Air transport: The cloud cutting Europe in two
19 April 2010
Whether they be heads of state or ordinary citizens, travelers across Europe are suffering from the consequences of the ash cloud generated by the Eyjafjallajoekull volcano — a chaotic situation that should prompt a review of EU transport policy.
The news in Europe is increasingly dominated by clouds and fog. As Lidové noviny remarks, "the strange fog over the forest of Katyn has been followed by an even more bizarre cloud of volcanic ash." At the funeral of Polish President Lech Kaczynski and his wife on 18 April in Cracow, "the list of heads of state who were expected to attend quickly turned" into what Luboš Palata, editor of Czech daily, has dubbed "a no-show list." The ceremony, which was supposed to bring together political leaders from across the Union was transformed into "an Eastern European burial with just one star: Russian President Dimitri Medvedev."
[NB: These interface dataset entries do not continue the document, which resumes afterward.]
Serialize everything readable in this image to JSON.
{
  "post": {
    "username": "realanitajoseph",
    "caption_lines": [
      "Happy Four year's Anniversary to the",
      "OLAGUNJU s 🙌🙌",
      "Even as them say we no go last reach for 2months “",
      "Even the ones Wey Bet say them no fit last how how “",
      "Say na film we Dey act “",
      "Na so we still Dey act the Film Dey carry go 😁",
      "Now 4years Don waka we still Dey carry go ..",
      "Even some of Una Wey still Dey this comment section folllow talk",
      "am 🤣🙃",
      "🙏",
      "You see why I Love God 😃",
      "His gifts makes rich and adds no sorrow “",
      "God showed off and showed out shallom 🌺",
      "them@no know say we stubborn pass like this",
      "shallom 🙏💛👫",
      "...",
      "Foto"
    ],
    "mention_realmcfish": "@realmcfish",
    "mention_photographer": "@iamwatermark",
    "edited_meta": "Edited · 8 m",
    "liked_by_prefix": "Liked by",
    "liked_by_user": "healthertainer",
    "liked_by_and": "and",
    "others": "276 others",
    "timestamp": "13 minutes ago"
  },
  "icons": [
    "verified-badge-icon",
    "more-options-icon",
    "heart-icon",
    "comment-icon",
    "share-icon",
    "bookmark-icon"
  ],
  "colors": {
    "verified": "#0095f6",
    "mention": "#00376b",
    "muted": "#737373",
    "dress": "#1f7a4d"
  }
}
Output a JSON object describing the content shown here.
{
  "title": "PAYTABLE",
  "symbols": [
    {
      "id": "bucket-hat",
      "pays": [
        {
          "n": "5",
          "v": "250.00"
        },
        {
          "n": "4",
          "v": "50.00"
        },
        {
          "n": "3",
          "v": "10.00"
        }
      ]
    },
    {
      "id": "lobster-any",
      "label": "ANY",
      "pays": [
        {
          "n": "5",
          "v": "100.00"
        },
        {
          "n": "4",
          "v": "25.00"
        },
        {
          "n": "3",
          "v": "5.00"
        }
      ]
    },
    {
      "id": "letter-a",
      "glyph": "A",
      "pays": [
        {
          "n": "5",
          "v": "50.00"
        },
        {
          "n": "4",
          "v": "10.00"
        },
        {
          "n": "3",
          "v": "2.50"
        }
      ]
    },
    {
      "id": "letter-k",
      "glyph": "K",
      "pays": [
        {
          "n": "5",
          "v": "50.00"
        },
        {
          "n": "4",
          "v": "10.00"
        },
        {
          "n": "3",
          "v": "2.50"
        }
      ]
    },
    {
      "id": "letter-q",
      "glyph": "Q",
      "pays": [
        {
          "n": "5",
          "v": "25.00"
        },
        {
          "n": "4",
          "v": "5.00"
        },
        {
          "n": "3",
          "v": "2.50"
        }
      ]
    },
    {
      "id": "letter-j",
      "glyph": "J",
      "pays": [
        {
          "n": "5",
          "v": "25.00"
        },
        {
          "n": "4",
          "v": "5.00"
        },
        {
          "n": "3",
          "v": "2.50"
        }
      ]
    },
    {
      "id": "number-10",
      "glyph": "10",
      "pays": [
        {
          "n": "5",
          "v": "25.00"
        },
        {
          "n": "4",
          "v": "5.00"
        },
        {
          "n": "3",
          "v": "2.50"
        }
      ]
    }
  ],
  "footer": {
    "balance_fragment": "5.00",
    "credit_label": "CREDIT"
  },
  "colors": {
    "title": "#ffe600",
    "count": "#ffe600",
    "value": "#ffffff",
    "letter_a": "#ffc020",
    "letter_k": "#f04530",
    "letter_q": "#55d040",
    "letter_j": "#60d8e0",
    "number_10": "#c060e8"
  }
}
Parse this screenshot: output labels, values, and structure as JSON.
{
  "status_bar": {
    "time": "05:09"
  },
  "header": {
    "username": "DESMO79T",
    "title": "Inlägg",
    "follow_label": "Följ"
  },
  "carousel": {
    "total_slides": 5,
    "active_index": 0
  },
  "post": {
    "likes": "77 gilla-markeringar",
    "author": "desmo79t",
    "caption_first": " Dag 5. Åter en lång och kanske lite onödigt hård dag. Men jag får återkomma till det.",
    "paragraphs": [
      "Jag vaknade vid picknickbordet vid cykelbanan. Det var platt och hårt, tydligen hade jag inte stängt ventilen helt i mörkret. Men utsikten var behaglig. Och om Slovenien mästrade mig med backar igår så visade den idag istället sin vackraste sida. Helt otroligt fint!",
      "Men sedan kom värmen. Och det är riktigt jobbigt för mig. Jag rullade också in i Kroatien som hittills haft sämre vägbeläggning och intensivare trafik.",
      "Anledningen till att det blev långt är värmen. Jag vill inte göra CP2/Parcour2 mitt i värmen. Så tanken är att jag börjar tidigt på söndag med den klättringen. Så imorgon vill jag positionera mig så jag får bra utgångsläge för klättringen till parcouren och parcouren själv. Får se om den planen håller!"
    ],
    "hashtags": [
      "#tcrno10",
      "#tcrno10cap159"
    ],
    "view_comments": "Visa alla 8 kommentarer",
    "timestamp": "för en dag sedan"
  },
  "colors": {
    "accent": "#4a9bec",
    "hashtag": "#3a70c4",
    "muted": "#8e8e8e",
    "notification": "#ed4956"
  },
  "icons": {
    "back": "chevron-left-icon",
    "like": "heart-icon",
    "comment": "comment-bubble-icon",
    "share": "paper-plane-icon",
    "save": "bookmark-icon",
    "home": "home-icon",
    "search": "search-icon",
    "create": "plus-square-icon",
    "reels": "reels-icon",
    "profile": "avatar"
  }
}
"Yet again," the Icelandic cloud has divided the continent in two. And this time around, it is clearly more than an act of God," complains Palata. Austrian President Heinz Fischer "who only had to make a relatively short road journey to reach Cracow" opted to stay away, while Romanian President Traian Basescu traveled more than 1,000 kilometres by car to pay his respects – a feat only outdone by his Georgian counterpart Mikhail Saakashvili, who hired a small plane in the US to circumvent the volcanic cloud.
Terrestrial transport inadequate
This marked difference in the behaviour of political leaders is a reflection of a more concrete problem raised in the columns of Estonian daily Postimees by European Commission Vice-President responsible for Transport, Siim Kallas. "The interruption of air services has highlighted the inadequacy of terrestrial transport infrastructure within Europe," explains Hendrik Hololei, who notes that "as it stands, insufficiently developed terrestrial transport from Eastern to Western Europe is effectively limiting the free movement of goods and people. For proof of this fact, you only have to consider the situation of NATO and European Union member Estonia – a state that is already included in the Schengen area and likely to become a member of euro zone in the near future – which is still dependent on Russian rail and energy distribution infrastructure."
Noting that a number of previous European Commissioners for Transport have attempted to improve links with external countries, particularly in Africa, Hololei argues for a more down-to-earth approach that would make internal European problems the priority.
EU must mobilise
However in the short term, Northern and Southern Europe have also been separated by the Icelandic ash cloud – a fact that has prompted Denis MacShane to call on the EU to mobilize to provide assistance to its citizens. Writing in the columns of The Independent, the former Blair cabinet minister of state for Europe insists that "the EU representation offices must leave their comfortable capital city bureaux and go to where EU citizens need help. Local university students who speak the foreign languages of stranded citizens can travel to help monolingual people. Military and naval forces must be mobilised to arrive in remoter areas of the EU like the Canary Island where thousands of German, British, Dutch and Nordic holidaymakers are isolated."
MacShane adds that "if air flights continue to be suspended the EU should commandeer train and coach services to maintain links between the north and south of the continent. Flights from north and south America have to be diverted to Barcelona and Milan with special trains to take people, goods and letters to the north. Autoroutes should be cleared to allow special convoys to maintain contact."